Items listed in a dataset:
....

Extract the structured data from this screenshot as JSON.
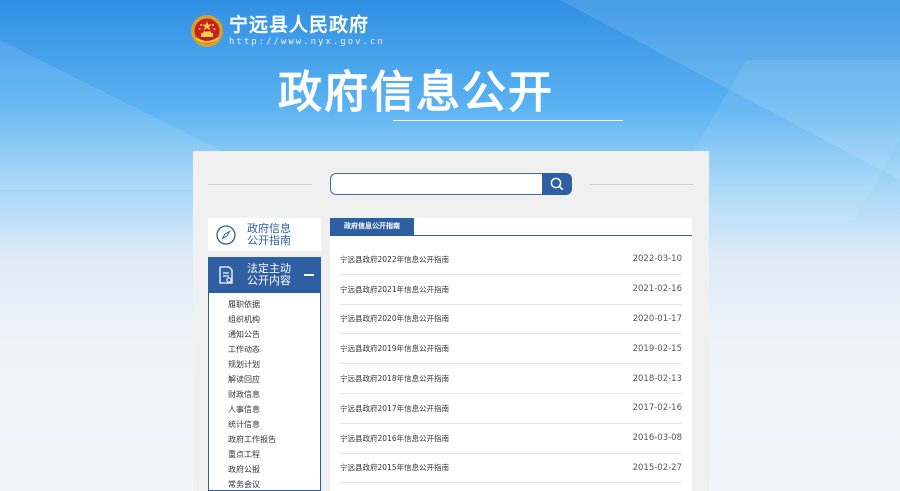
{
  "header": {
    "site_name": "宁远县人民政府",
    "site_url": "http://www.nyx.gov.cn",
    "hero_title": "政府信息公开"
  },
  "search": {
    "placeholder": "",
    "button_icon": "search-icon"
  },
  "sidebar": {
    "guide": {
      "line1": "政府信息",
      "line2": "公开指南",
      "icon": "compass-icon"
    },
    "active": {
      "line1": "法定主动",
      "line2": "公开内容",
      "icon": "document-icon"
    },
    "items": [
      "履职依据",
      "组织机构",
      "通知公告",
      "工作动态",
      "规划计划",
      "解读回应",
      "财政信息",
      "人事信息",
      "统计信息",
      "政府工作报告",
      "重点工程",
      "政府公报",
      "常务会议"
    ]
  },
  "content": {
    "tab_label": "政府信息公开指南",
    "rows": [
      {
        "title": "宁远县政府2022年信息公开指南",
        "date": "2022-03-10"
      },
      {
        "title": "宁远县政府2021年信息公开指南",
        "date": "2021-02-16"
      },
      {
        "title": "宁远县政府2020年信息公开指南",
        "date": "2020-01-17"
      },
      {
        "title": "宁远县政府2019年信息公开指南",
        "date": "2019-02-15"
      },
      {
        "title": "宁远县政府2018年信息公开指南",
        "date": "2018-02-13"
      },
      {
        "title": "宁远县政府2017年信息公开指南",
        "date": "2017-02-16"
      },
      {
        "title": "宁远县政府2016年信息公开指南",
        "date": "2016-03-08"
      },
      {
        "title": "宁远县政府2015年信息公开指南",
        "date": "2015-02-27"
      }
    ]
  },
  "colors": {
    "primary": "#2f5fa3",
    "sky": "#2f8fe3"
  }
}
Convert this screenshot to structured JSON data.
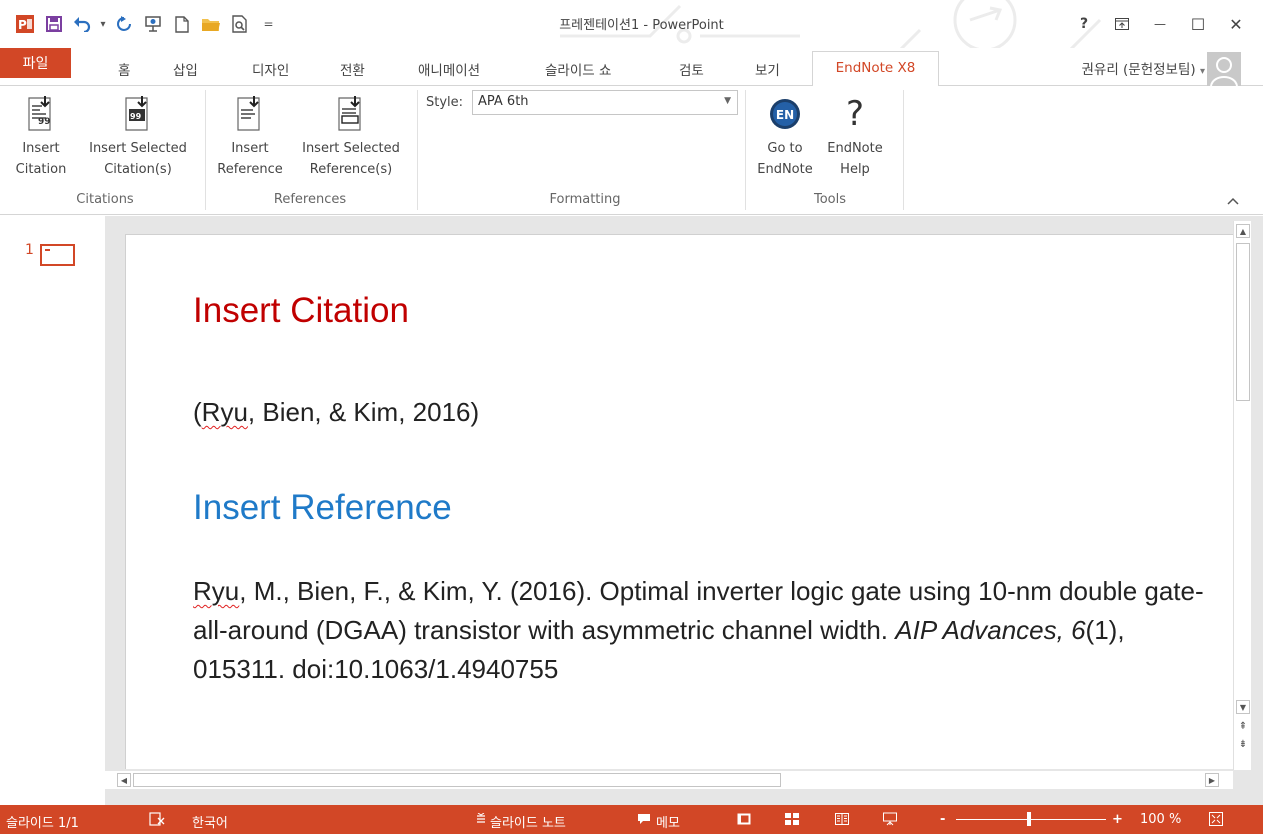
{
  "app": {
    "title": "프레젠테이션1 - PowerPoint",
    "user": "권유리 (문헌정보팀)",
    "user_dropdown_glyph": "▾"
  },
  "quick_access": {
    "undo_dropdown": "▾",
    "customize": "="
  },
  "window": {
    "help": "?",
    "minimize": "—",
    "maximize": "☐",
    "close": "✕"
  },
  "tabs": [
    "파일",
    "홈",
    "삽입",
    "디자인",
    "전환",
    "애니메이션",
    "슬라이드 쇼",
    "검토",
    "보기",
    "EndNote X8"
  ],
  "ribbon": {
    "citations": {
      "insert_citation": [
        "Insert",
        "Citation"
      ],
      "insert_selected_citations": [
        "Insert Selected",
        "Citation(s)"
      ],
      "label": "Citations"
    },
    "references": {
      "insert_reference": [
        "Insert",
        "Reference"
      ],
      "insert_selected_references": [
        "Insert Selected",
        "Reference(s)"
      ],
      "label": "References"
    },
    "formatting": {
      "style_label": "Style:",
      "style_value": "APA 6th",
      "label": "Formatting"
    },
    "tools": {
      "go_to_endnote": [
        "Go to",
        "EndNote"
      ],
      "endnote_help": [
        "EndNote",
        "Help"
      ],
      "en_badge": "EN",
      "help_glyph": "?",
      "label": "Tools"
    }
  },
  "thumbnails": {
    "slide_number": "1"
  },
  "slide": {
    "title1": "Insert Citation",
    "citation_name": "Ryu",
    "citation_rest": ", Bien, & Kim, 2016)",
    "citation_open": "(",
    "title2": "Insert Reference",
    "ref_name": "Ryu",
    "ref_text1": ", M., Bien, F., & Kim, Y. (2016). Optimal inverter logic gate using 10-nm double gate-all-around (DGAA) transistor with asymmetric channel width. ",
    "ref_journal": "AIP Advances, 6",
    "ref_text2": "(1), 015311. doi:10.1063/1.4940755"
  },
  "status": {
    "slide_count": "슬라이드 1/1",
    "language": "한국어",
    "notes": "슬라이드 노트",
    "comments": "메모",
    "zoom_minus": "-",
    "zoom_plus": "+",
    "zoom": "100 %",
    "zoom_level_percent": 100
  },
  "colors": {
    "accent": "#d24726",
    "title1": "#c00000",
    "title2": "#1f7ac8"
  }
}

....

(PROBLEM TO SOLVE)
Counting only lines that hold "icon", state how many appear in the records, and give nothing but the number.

(SOLUTION TO THIS EXERCISE)
3